Area’s last Pearl Harbor survivor dies at 91

March 26, 2013
Remembering Pearl Harbor

Leo Petrosky. Photo by Alway Photography.

By Rob Alway, Editor-in-Chief.

Leo Petrosky of Ludington, MasonCounty’s last Pearl Harbor attack survivor, passed away on March 16. He was 91-years-old. A few years ago I had the honor of meeting Mr. Petrosky and writing a story about him. Leo was living in an adult foster care home at the time and had been recovering from a stroke, which affected his memory.

Leo was one of the remaining 8,000 Pearl Harbor survivors; 84,000 uniformed Americans were on Oahu the day of the attack. During the Pearl Harbor attack, more than 2,400 Americans were killed and eight battleships were damaged, five of which sank.

Leo, left, front, with some shipmates.

Leo, left, front, with some shipmates.

Leo was born in Helvetia, Pa. In 1940, on his 18th birthday, he joined the Navy and was eventually assigned to the USS Pennsylvania, the flagship of the U.S. Fleet. He was an aviation mechanic who worked on the recognizance planes on the ship. Because the Pennsylvania was damaged during a storm in November of 1941 and was in dry dock in Pearl Harbor, Petrosky was assigned to a PBY Catalina airplane crew on FordIsland, located in the middle of the harbor.

A PBY was a plane that could land in the water. During World War II the planes were used in anti-submarine warfare, patrol bombing, convoy escorts, search and rescue missions and cargo transport.

“Our squadron was housed on the second floor and we were overlooking the USS Arizona,” Leo said in an article. “I heard ruckus, so I looked out the window and saw the first bomb hit the Arizona.

It was Sunday, Dec. 7, 1941. The Empire of Japan launched a surprise air attack on the United States naval base Pearl Harbor, located a few miles from Honolulu on the island of Oahu, Hawaii.

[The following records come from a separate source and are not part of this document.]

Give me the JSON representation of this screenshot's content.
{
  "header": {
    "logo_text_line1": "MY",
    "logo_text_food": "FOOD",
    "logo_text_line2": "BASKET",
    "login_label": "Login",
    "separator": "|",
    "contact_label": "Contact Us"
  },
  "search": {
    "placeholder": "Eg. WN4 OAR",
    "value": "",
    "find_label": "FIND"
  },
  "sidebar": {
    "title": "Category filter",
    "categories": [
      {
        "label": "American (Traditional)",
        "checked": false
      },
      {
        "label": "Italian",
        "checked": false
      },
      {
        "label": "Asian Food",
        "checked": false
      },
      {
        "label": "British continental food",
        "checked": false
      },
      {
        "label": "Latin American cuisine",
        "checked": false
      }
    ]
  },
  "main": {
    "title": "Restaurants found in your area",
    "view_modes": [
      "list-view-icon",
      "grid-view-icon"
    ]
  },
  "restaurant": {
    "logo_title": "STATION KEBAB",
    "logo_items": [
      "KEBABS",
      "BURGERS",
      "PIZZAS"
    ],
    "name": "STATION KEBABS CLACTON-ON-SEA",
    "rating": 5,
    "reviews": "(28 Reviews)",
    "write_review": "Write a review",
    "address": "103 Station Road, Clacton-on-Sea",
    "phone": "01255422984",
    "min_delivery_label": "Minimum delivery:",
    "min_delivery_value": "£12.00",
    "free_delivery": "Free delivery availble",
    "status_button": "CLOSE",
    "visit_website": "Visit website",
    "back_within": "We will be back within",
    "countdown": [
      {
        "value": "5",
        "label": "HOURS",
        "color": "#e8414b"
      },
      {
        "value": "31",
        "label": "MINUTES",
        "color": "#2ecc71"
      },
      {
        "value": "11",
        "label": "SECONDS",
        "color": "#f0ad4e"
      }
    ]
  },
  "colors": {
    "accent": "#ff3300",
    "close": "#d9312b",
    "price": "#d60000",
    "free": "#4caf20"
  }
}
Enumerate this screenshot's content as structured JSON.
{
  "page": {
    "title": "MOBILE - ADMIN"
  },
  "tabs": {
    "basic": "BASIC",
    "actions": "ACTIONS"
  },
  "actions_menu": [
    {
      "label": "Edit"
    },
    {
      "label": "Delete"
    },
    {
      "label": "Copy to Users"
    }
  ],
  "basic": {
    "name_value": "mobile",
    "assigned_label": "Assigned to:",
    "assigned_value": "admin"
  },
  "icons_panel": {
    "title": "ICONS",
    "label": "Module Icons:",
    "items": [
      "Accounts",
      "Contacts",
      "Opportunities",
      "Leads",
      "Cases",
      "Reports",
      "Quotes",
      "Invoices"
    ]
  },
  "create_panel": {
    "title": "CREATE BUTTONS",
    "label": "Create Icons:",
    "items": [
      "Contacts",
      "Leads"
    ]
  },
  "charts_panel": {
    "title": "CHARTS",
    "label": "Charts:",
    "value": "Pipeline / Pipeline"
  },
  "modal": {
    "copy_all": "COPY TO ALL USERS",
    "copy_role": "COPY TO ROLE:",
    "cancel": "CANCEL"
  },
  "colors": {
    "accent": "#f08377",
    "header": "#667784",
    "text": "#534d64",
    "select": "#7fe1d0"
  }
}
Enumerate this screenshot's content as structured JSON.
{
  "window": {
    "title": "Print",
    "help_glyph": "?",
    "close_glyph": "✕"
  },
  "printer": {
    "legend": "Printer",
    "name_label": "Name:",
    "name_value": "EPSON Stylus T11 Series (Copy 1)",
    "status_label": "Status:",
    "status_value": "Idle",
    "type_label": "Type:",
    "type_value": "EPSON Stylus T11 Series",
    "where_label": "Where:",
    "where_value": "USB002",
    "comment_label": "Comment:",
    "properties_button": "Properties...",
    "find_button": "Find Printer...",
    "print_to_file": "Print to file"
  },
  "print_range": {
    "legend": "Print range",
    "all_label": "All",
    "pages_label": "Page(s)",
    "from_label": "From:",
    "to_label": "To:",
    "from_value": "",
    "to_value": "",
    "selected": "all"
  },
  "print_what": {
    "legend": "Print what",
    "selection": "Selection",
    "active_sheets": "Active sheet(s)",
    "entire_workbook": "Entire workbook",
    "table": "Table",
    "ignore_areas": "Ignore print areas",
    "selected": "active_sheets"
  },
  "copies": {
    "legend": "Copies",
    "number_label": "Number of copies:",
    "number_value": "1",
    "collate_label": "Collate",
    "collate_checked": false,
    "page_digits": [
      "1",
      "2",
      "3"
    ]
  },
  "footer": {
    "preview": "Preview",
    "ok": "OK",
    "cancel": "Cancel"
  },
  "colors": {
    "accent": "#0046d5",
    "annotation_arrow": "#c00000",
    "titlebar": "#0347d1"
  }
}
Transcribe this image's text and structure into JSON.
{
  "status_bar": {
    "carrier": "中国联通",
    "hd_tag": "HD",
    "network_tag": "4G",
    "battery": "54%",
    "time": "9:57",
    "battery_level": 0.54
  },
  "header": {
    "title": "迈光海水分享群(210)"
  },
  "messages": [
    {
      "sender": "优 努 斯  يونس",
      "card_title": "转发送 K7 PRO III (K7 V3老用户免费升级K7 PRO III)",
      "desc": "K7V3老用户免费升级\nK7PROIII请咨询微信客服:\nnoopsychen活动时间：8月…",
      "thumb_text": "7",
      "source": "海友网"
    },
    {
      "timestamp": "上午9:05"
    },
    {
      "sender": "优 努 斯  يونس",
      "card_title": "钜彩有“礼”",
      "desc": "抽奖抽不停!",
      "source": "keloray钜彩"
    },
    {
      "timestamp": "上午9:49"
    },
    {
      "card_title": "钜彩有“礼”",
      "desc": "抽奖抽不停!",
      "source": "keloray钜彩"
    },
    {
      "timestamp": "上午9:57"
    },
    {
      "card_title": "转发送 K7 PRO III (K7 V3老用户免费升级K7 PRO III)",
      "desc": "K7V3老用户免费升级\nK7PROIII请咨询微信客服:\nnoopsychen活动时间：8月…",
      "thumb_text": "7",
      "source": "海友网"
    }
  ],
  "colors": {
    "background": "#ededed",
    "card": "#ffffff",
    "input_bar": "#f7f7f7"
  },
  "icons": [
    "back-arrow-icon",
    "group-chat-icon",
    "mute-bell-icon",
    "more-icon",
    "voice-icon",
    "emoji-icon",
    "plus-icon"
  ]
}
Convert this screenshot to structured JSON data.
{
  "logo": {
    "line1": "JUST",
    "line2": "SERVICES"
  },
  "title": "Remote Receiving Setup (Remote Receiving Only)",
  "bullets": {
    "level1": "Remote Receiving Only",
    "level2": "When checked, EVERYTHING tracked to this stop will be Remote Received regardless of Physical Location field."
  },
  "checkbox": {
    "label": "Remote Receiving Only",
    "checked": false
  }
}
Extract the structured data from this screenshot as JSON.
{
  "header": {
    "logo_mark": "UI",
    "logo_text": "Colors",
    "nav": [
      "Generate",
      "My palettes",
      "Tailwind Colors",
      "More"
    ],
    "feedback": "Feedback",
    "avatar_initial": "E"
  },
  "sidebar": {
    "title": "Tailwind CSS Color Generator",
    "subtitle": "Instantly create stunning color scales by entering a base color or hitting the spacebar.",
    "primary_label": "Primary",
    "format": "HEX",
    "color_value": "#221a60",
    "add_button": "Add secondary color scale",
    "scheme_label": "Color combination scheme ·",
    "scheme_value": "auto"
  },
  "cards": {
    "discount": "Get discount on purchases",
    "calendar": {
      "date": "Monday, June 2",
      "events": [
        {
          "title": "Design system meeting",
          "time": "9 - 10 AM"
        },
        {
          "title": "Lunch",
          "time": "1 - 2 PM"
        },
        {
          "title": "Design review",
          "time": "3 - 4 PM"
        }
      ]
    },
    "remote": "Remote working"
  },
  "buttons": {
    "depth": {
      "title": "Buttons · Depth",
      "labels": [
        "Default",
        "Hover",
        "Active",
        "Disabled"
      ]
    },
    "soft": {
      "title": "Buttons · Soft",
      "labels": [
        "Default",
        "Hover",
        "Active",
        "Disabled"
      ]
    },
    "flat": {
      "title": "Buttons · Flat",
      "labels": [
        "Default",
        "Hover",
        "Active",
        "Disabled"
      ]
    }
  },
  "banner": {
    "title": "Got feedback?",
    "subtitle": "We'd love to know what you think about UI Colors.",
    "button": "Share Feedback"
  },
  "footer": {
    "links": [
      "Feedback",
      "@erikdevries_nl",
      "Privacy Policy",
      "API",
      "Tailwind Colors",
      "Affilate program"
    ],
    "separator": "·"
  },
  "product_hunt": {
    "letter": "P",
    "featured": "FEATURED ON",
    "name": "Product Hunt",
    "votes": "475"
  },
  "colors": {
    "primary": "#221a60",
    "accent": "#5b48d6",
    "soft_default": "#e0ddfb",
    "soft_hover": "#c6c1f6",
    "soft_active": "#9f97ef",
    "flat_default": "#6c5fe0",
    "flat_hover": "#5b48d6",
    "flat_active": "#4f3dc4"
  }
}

The event was the climax of years of escalated tensions between the U.S. and the Axis Powers: Germany, Italy and Japan. Later that day, President Franklin D. Roosevelt declared war on Japan. Four days later, Germany and Italy declared war on the U.S.

“There was no doubt in my mind that this was war,” Leo said.

Leo later served in the battles for Midway, Guadalcanal and Bougainville.

Leo in the Navy

Leo in the Navy

Leo left the Navy in 1949 and later bought property on the ManisteeRiver. He spent most of the rest of his life working for Rockwell Collins International, an aerospace and defense company. He also spent a few years being a pilot for the notorious union boss Jimmy Hoffa.